Invasive Species: Wisteria sinensis, Chinese Wisteria
Chinese wisteria is an invasive deciduous woody vine capable of growing to a height of 40 ft. (12.2 m). Stems can be up to 10 in. (25.4 cm) in diameter, with smooth, gray-brown bark. Chinese wisteria twines around its host plant in a clockwise direction. Alternate, pinnately compound leaves (7 to 13 leaflets) are tapered at the tip and have wavy edges. Leaflets are approximately 3 in. (7.6 cm) long. Lavender, purple, or white flowers are fragrant, showy, and abundant and occur in long, dangling clusters in the spring. Seeds are contained in flattened, hairy, bean-like pods that are 6 in. (15.2 cm) long. Invasions often occur around previous plantings. Chinese wisteria can displace native vegetation and kill trees and shrubs by girdling them. The vine can change the structure of a forest by killing trees and altering the light availability to the forest floor. A native of China, it was introduced in the United States in 1816 for ornamental purposes.
What are invasive species, and why should we be concerned about them?
Taxonomy: Scientific and Common Names for This Species
Fabales > Fabaceae > Wisteria sinensis (Sims) DC.
Wisteria sinensis – USDA PLANTS Profile
Chinese wisteria – The reported distribution of this invasive species across the United States (Source: Invasive Plant Atlas of the United States)
Up-to-the-minute distribution maps and why they are important
Reporting This Invasive Species
What is the best way to report the occurrence of an invasive species?
How to report an invasive species sighting to EDDMapS – Early Detection & Distribution Mapping System
EDDMapS – Report an invasive species to EDDMapS.
County Extension Offices – Find your county Extension office on this map provided by USDA.
How to Identify
This invasive species can be identified by looking for the characteristics described in the paragraphs that follow.
Chinese wisteria is a deciduous woody vine capable of growing to a height of 40 ft. (12.2 m). Stems can be up to 10 in. (25.4 cm) in diameter, with smooth, gray-brown bark.
|Randy Westbrooks, U.S. Geological Survey, bugwood.org||Chris Evans, River to River CWMA, bugwood.org|
Alternate, pinnately compound leaves (7 to 13 leaflets) are tapered at the tip and have wavy edges. Leaflets are approximately 3 in. (7.6 cm) long.
|James H. Miller, USDA Forest Service, bugwood.org||Nancy Fraley, USDI National Park Service, bugwood.org|

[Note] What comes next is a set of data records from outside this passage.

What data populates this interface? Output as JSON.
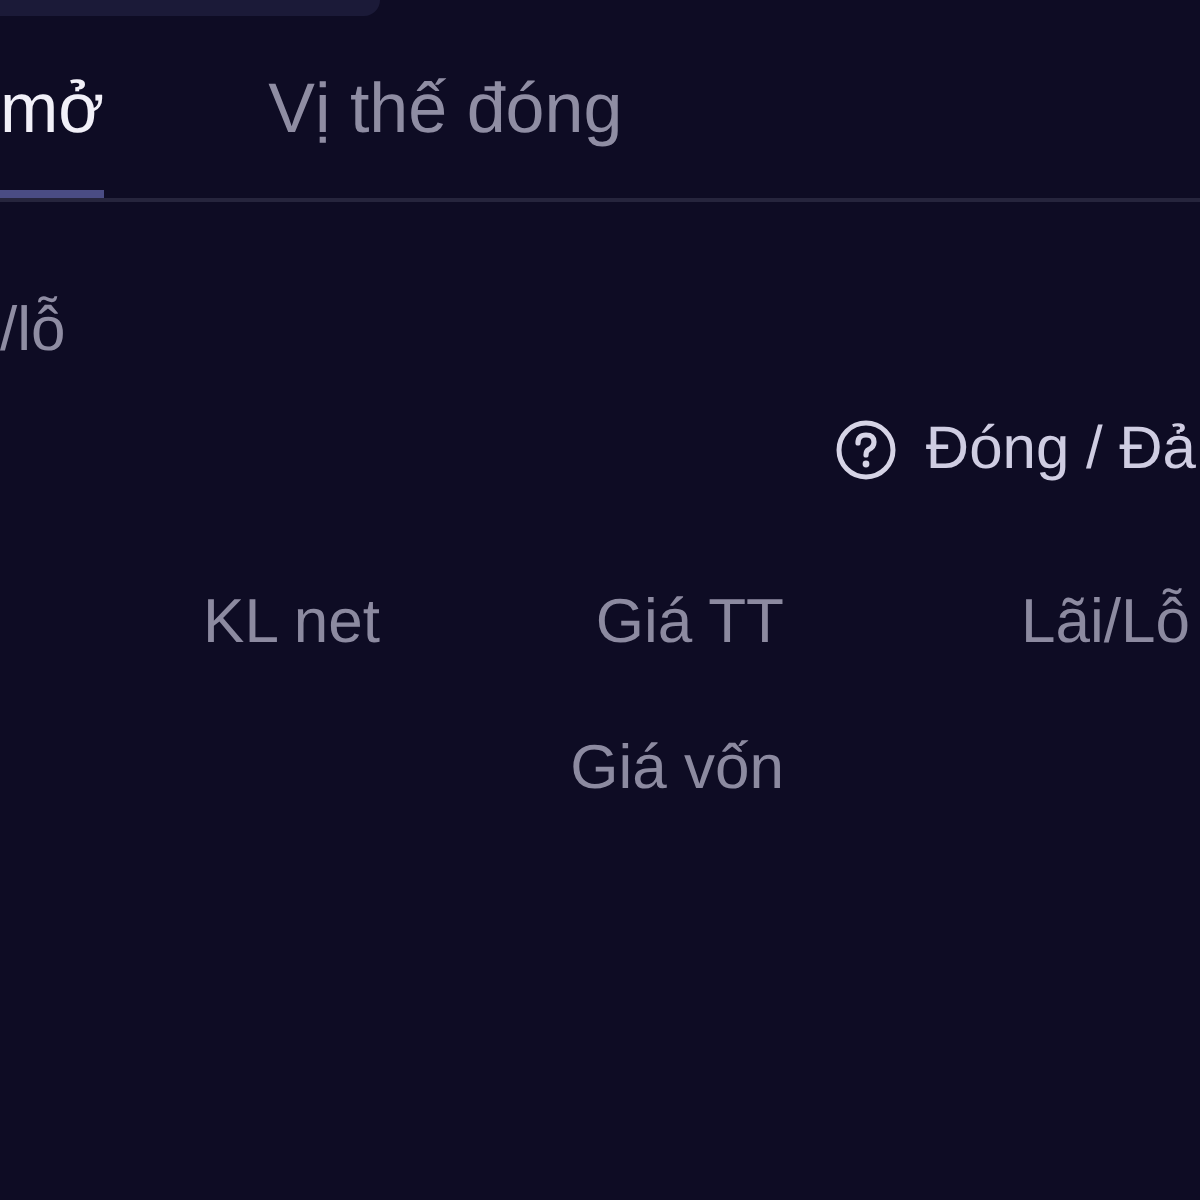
{
  "tabs": [
    {
      "label": "mở",
      "selected": true
    },
    {
      "label": "Vị thế đóng",
      "selected": false
    }
  ],
  "pnl_label": "/lỗ",
  "close_reverse_button": {
    "label": "Đóng / Đả"
  },
  "table": {
    "columns": [
      {
        "label": "KL net"
      },
      {
        "label": "Giá TT",
        "sublabel": "Giá vốn"
      },
      {
        "label": "Lãi/Lỗ"
      }
    ]
  }
}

Lavender, purple, or white flowers are fragrant, showy, and abundant and occur in long, dangling clusters in the spring.
|James R. Allison, Georgia Department of Natural Resources, bugwood.org||David J. Moorhead, University of Georgia, bugwood.org|
Seeds are contained in flattened, hairy, bean-like pods that are 6 in. (15.2 cm) long.
|Steve Hurst, USDA NRCS PLANTS Database, bugwood.org||Ted Bodner, Southern Weed Science Society, bugwood.org|
Native Wisteria Species Resemble Chinese Wisteria
Wisteria frutescens, American wisteria – Images at invasive.org
|Gena Todia, Wetland Resources Environmental Consulting, bugwood.org||Gena Todia, Wetland Resources Environmental Consulting, bugwood.org|
Additional Images for Chinese Wisteria
Chinese wisteria – Images at invasive.org
Learning Resources for Chinese Wisteria
Wisteria sinensis Identification Card – U.S. Fish and Wildlife Service
Wisteria sinensis Fact Sheet – U.S. Fish and Wildlife Service
Additional Information, Biology, Control and Management Resources
Control and management recommendations vary according to individual circumstances. Location, habitat, weather, and a variety of other conditions are factors that help determine the best treatment choice. To find the safest and most effective treatment for your situation, consult your state’s land-grant institution. If you will use chemicals in the control process, always refer to the product label .
United States Land Grant University System – Find your Land Grant University’s College of Agriculture, University Cooperative Extension Service, or other related partner on this map provided by USDA.
Fact Sheet – Pennsylvania Department of Conservation and Natural Resources
A Field Guide for the Identification of Invasive Plants in Southern Forests – USDA Forest Service
A Management Guide for Invasive Plants of Southern Forests – USDA Forest Service
Plant Invaders of Mid-Atlantic Natural Areas – National Park Service and U.S. Fish and Wildlife Service
Florida National Forests Invasive Plant Series – USDA Forest Service
Weeds Gone Wild: Alien Plant Invaders of Natural Areas – Plant Conservation Alliance
Weed of the Week – USDA Forest Service
Invasive Species Management Plans for Florida – University of Florida, Center for Aquatic and Invasive Plants